Dollar stores in million dollar neighborhoods. 99 Cents Store looking at Beverly Hills location in rise of the low-wage and high-wage economy. 1 out of 4 working Americans in low-wage work.
Whenever a jobs report comes out I always ask what kind of jobs are being added. There is a wide gap between skilled and unskilled labor building in this economy. Those without the skills for select fields are being left behind to pickup jobs in the growing low-wage service sector. It used to be the case that blue collar work with one paycheck was enough to pursue the American Dream. That is definitely no longer the case. We have 50 percent of college graduates under 25 working in jobs that do not require a college degree or are simply unemployed. What we are seeing is a persistent trend that is creating a low-wage economy. The system is learning how to work around this ongoing trend. We now have a solid expansion of dollar stores catering to low income Americans. Dollar stores are also popping up in unlikely locations. That business is booming with 1 out of 7 Americans now receiving food assistance. The US has a large portion of our population working in low-wage jobs.
European Union reaches highest unemployment rate since crisis started – Spain hits 25 percent unemployment rate for first time. The missing EU crisis headlines.

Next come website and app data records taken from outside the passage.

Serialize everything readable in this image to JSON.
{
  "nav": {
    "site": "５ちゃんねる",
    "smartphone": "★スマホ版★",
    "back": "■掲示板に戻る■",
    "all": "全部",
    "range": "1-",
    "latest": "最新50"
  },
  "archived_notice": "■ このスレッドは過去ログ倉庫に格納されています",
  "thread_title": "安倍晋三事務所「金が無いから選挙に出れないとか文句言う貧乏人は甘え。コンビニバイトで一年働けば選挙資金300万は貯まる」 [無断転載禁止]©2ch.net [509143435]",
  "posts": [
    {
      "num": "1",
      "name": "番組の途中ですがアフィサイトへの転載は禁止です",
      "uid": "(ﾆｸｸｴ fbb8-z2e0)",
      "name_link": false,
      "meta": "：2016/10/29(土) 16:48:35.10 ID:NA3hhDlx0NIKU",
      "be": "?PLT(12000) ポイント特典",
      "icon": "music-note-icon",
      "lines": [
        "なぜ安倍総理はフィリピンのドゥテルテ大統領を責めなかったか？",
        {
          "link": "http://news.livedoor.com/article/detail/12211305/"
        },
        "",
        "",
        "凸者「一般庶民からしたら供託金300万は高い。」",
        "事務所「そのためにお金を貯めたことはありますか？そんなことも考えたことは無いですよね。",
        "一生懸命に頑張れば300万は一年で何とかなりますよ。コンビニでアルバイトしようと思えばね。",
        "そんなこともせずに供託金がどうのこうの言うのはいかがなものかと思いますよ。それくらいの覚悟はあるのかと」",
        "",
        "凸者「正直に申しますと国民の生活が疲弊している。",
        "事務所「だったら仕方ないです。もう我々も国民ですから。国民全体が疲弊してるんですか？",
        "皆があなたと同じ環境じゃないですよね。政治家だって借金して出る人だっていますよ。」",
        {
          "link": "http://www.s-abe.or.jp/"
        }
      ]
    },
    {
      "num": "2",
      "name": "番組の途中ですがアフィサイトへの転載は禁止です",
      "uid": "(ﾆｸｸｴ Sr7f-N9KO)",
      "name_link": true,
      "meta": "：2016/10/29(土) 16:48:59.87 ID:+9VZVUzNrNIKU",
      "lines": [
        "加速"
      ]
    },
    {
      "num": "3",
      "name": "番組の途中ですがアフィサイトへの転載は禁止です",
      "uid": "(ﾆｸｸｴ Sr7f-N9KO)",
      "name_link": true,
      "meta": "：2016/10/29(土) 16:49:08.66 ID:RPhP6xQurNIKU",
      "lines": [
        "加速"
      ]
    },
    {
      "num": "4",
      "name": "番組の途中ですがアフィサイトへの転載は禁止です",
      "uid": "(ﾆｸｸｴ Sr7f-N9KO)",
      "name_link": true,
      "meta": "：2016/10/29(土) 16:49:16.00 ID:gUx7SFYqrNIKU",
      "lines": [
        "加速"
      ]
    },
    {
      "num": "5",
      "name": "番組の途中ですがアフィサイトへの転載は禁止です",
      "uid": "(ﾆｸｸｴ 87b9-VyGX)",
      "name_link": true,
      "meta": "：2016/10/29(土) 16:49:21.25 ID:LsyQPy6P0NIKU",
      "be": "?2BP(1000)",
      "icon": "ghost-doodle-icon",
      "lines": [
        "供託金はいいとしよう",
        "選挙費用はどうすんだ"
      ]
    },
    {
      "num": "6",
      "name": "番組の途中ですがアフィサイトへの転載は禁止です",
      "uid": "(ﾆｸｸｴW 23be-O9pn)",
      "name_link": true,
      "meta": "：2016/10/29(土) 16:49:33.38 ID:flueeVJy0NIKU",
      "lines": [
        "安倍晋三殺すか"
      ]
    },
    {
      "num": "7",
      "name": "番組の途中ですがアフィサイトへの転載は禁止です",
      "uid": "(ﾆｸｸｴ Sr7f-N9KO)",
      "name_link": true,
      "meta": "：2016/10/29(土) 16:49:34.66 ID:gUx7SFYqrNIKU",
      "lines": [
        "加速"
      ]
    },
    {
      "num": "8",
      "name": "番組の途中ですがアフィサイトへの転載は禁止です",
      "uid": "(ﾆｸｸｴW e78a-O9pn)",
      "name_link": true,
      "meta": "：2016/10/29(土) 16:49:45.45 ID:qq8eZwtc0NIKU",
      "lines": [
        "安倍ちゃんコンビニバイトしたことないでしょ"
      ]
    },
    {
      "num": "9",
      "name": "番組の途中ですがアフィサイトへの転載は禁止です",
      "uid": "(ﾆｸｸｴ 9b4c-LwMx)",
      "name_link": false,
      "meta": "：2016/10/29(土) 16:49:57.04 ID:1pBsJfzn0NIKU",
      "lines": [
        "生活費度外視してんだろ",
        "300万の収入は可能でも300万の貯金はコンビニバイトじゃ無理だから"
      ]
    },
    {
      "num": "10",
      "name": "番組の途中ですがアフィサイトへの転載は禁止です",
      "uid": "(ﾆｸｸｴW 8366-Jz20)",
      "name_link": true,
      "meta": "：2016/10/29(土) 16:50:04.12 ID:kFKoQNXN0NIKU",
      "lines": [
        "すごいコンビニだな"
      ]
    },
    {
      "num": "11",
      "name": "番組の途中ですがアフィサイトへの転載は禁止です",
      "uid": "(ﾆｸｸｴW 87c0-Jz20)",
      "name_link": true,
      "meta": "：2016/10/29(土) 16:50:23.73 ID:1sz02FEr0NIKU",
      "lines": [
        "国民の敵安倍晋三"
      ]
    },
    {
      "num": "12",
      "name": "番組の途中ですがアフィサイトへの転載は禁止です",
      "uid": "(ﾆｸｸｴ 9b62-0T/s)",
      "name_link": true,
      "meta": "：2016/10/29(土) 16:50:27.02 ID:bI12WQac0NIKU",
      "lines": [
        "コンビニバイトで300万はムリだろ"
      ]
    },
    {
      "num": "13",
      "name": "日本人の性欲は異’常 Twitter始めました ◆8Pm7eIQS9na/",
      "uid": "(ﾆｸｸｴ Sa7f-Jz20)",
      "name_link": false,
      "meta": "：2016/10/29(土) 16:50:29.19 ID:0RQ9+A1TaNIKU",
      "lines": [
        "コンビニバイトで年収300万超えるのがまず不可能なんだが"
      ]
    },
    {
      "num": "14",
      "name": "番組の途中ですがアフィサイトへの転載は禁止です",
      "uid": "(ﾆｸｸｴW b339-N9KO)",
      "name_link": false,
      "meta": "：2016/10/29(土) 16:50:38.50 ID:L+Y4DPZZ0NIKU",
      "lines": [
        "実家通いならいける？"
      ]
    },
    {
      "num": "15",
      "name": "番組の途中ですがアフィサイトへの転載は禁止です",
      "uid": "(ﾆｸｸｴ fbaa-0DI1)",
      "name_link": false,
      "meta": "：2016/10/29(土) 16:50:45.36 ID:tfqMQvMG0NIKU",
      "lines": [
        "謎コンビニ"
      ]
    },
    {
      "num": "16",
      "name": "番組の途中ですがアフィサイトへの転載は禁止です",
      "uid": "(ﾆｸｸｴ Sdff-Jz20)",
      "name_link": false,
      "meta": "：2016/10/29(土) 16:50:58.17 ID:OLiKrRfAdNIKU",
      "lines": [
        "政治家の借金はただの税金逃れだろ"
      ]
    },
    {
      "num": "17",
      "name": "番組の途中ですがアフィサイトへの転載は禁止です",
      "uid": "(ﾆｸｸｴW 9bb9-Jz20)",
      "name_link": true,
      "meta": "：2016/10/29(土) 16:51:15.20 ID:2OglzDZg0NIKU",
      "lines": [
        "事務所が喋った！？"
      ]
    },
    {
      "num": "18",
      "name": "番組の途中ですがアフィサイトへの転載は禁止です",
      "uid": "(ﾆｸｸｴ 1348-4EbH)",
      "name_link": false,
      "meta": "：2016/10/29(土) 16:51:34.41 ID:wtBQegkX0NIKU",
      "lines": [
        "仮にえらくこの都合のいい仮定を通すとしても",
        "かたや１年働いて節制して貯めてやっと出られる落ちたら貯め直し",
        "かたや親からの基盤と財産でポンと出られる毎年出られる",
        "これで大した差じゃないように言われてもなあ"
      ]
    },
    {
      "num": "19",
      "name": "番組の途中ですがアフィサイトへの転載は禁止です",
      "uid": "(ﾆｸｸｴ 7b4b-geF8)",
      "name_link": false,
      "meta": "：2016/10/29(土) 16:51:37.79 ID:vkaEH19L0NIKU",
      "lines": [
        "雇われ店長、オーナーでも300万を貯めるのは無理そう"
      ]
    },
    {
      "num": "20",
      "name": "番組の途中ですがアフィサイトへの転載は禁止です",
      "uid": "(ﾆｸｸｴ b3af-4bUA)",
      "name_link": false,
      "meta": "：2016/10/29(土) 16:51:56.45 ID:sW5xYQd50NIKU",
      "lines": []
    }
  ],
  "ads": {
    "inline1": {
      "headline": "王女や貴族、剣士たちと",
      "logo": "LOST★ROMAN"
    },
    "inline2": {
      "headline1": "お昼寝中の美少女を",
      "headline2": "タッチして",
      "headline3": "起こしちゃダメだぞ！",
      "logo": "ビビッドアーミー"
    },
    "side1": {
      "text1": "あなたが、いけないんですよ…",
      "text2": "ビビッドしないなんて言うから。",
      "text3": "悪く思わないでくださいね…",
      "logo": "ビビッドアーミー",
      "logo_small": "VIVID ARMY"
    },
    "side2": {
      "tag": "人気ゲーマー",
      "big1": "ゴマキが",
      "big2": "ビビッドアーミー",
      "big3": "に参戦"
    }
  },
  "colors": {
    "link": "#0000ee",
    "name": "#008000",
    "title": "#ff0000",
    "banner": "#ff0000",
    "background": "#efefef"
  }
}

During the height of the US Great Depression, the unemployment rate stood at 25 percent. This was a devastating experience for our economy and shifted policies and geopolitics for decades to come. So when you have the European Union, the world’s largest trading bloc with two countries experiencing unemployment rates of 25 percent people should be paying more attention. The unemployment rate in Spain for the first time hit the 25 percent mark last month. The figures are more troubling when you dig deeper into the data. Greece is also facing tough economic times. At the core of the crisis is the subject matter of too much debt. Spain is pulling back from a busted housing bubble and Greece is dealing with massive debt-to-GDP ratios. We trade heavily with the EU so what happens in Europe is bound to have an impact in the US. Is the crisis in Europe solved?
A debt inspired milestone – US Public Debt to GDP ratio over 102 percent. In the early 1980s public debt grew at one point by 20 percent. We hit that point in the 2000s yet GDP did not come along.

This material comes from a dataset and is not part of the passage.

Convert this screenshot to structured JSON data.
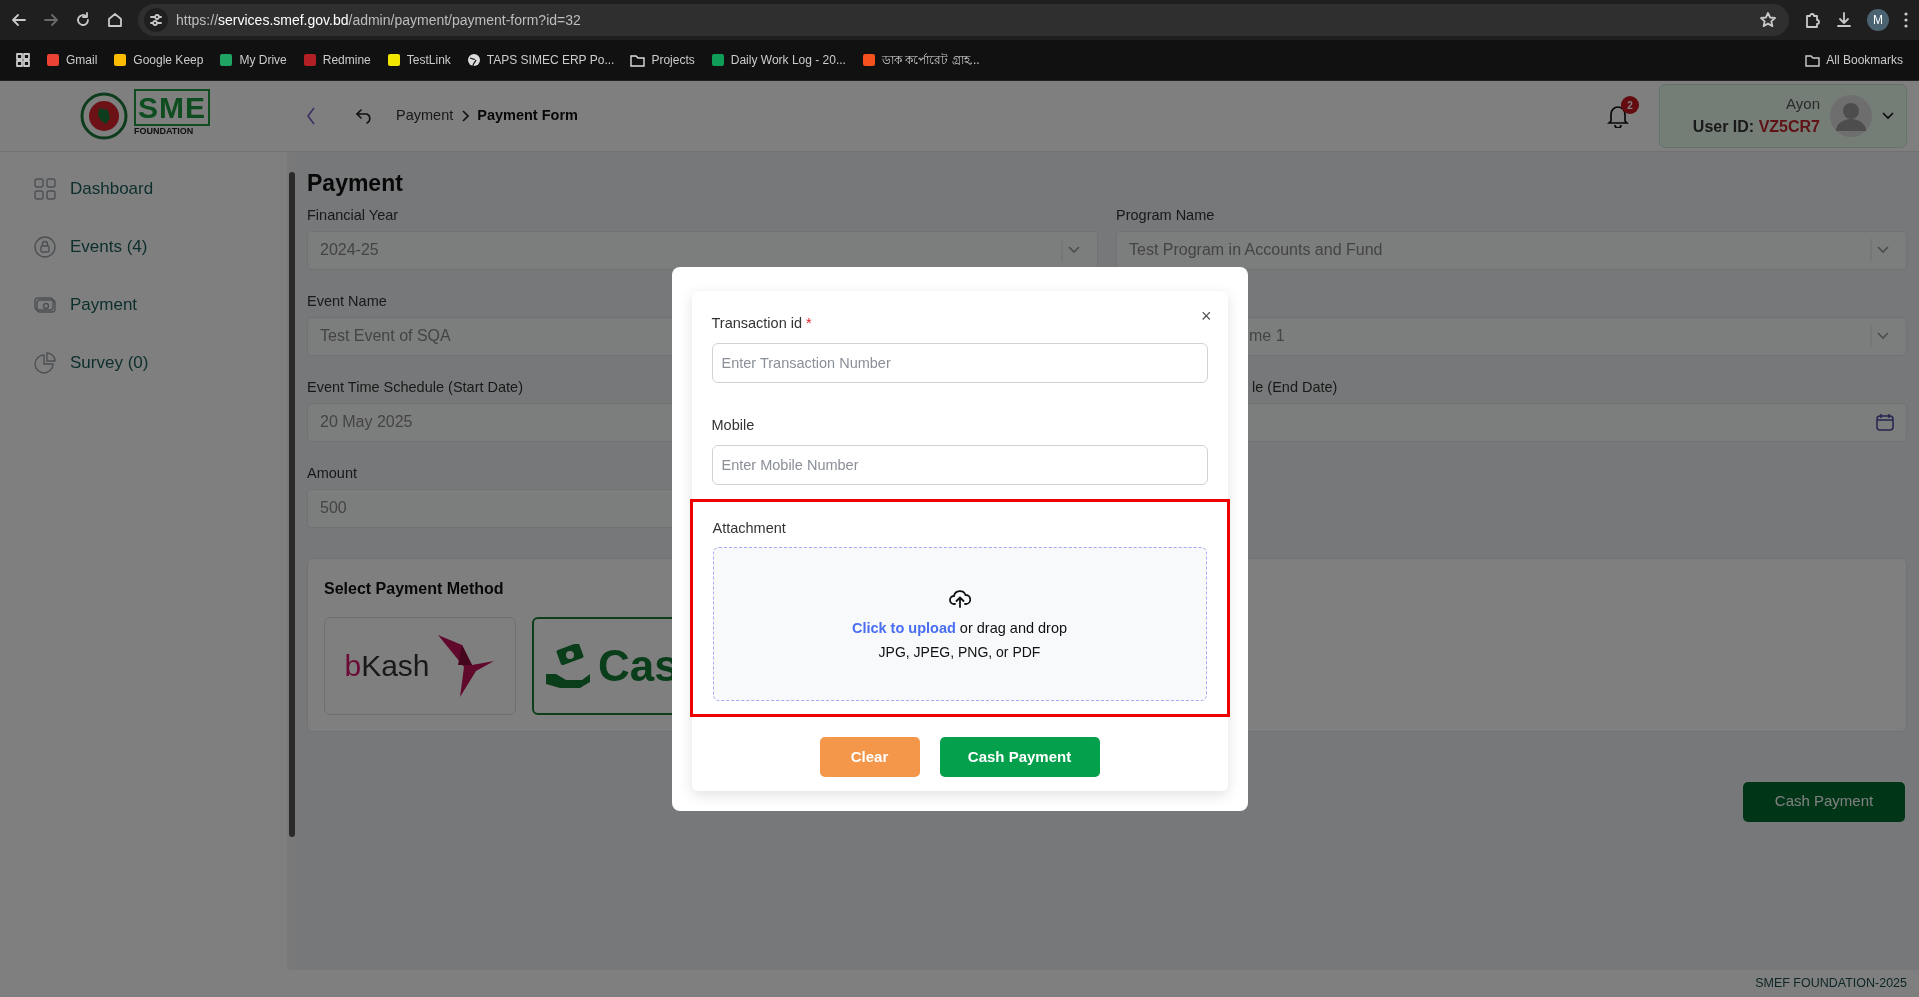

What is the significance of having too much debt? Does it even matter? It seems that politicians understand something must be done but while the bickering occurs, the status quo remains. We recently surpassed a milestone when it comes to our debt. Total US Public Debt to GDP now stands at over 100 percent. That is, we have a larger public debt than what we produce per year as an entire nation. The last time this occurred was during World War II. Europe is dealing with massive debt as well and many countries within the union are in depressions like Spain and Greece. There now seems to be a marginal impact on the real economy with every increase in the public debt. There isn’t a fast rule of thumb as to what is the maximum level of debt but going over 100 percent of our GDP is not exactly a good starting point.